-- About this exercise --
Return all lines in the data where the string "name" can be found.

**** Stored data ****

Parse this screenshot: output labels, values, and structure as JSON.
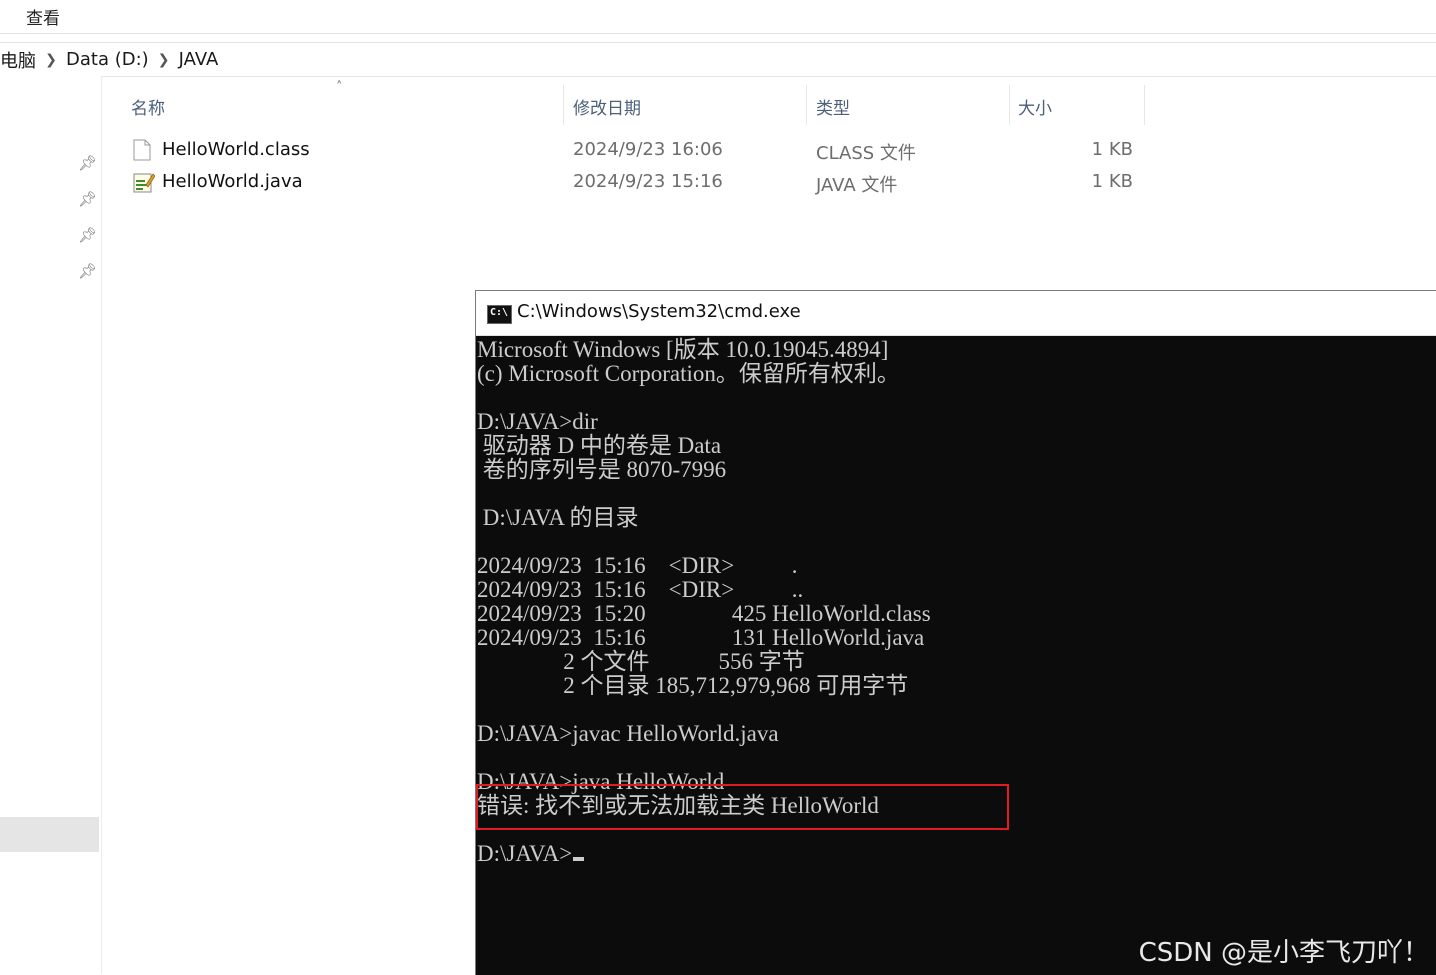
{
  "ribbon": {
    "tab_view": "查看"
  },
  "breadcrumb": [
    "电脑",
    "Data (D:)",
    "JAVA"
  ],
  "columns": {
    "name": "名称",
    "date": "修改日期",
    "type": "类型",
    "size": "大小"
  },
  "files": [
    {
      "name": "HelloWorld.class",
      "date": "2024/9/23 16:06",
      "type": "CLASS 文件",
      "size": "1 KB",
      "icon": "blank-file-icon"
    },
    {
      "name": "HelloWorld.java",
      "date": "2024/9/23 15:16",
      "type": "JAVA 文件",
      "size": "1 KB",
      "icon": "java-file-icon"
    }
  ],
  "cmd": {
    "title": "C:\\Windows\\System32\\cmd.exe",
    "icon_label": "C:\\",
    "lines": [
      "Microsoft Windows [版本 10.0.19045.4894]",
      "(c) Microsoft Corporation。保留所有权利。",
      "",
      "D:\\JAVA>dir",
      " 驱动器 D 中的卷是 Data",
      " 卷的序列号是 8070-7996",
      "",
      " D:\\JAVA 的目录",
      "",
      "2024/09/23  15:16    <DIR>          .",
      "2024/09/23  15:16    <DIR>          ..",
      "2024/09/23  15:20               425 HelloWorld.class",
      "2024/09/23  15:16               131 HelloWorld.java",
      "               2 个文件            556 字节",
      "               2 个目录 185,712,979,968 可用字节",
      "",
      "D:\\JAVA>javac HelloWorld.java",
      "",
      "D:\\JAVA>java HelloWorld",
      "错误: 找不到或无法加载主类 HelloWorld",
      "",
      "D:\\JAVA>"
    ]
  },
  "watermark": "CSDN @是小李飞刀吖！"
}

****

-- Answer box --
    "name": "名称",
      "name": "HelloWorld.class",
      "name": "HelloWorld.java",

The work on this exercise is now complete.